--- Your task ---
Exact copy, no pictures: return all the data below as written.

BEGIN Data records

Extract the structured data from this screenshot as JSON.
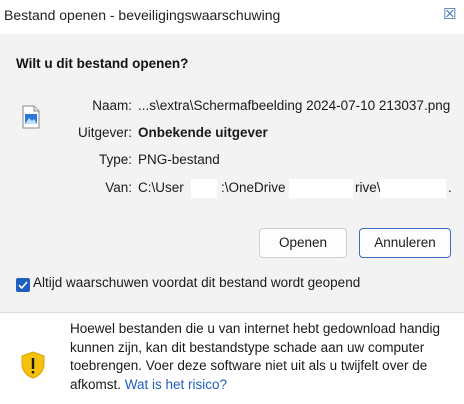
{
  "window": {
    "title": "Bestand openen - beveiligingswaarschuwing",
    "close_glyph": "☒"
  },
  "dialog": {
    "heading": "Wilt u dit bestand openen?",
    "file_icon": "image-file-icon",
    "fields": {
      "name_label": "Naam:",
      "name_value": "...s\\extra\\Schermafbeelding 2024-07-10 213037.png",
      "publisher_label": "Uitgever:",
      "publisher_value": "Onbekende uitgever",
      "type_label": "Type:",
      "type_value": "PNG-bestand",
      "from_label": "Van:",
      "from_value_part1": "C:\\User",
      "from_value_part2": ":\\OneDrive",
      "from_value_part3": "rive\\",
      "from_value_part4": "."
    },
    "buttons": {
      "open": "Openen",
      "cancel": "Annuleren"
    },
    "always_warn": {
      "label": "Altijd waarschuwen voordat dit bestand wordt geopend",
      "checked": true
    },
    "warning": {
      "icon": "shield-warning-icon",
      "text": "Hoewel bestanden die u van internet hebt gedownload handig kunnen zijn, kan dit bestandstype schade aan uw computer toebrengen. Voer deze software niet uit als u twijfelt over de afkomst. ",
      "link": "Wat is het risico?"
    }
  },
  "colors": {
    "accent": "#1f5fbf",
    "content_bg": "#f3f3f3",
    "shield_yellow": "#f4c20d"
  }
}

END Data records

--- Expected answer ---
Extract the structured data from this screenshot as JSON.
{
  "window": {
    "title": "Bestand openen - beveiligingswaarschuwing",
    "close_glyph": "☒"
  },
  "dialog": {
    "heading": "Wilt u dit bestand openen?",
    "file_icon": "image-file-icon",
    "fields": {
      "name_label": "Naam:",
      "name_value": "...s\\extra\\Schermafbeelding 2024-07-10 213037.png",
      "publisher_label": "Uitgever:",
      "publisher_value": "Onbekende uitgever",
      "type_label": "Type:",
      "type_value": "PNG-bestand",
      "from_label": "Van:",
      "from_value_part1": "C:\\User",
      "from_value_part2": ":\\OneDrive",
      "from_value_part3": "rive\\",
      "from_value_part4": "."
    },
    "buttons": {
      "open": "Openen",
      "cancel": "Annuleren"
    },
    "always_warn": {
      "label": "Altijd waarschuwen voordat dit bestand wordt geopend",
      "checked": true
    },
    "warning": {
      "icon": "shield-warning-icon",
      "text": "Hoewel bestanden die u van internet hebt gedownload handig kunnen zijn, kan dit bestandstype schade aan uw computer toebrengen. Voer deze software niet uit als u twijfelt over de afkomst. ",
      "link": "Wat is het risico?"
    }
  },
  "colors": {
    "accent": "#1f5fbf",
    "content_bg": "#f3f3f3",
    "shield_yellow": "#f4c20d"
  }
}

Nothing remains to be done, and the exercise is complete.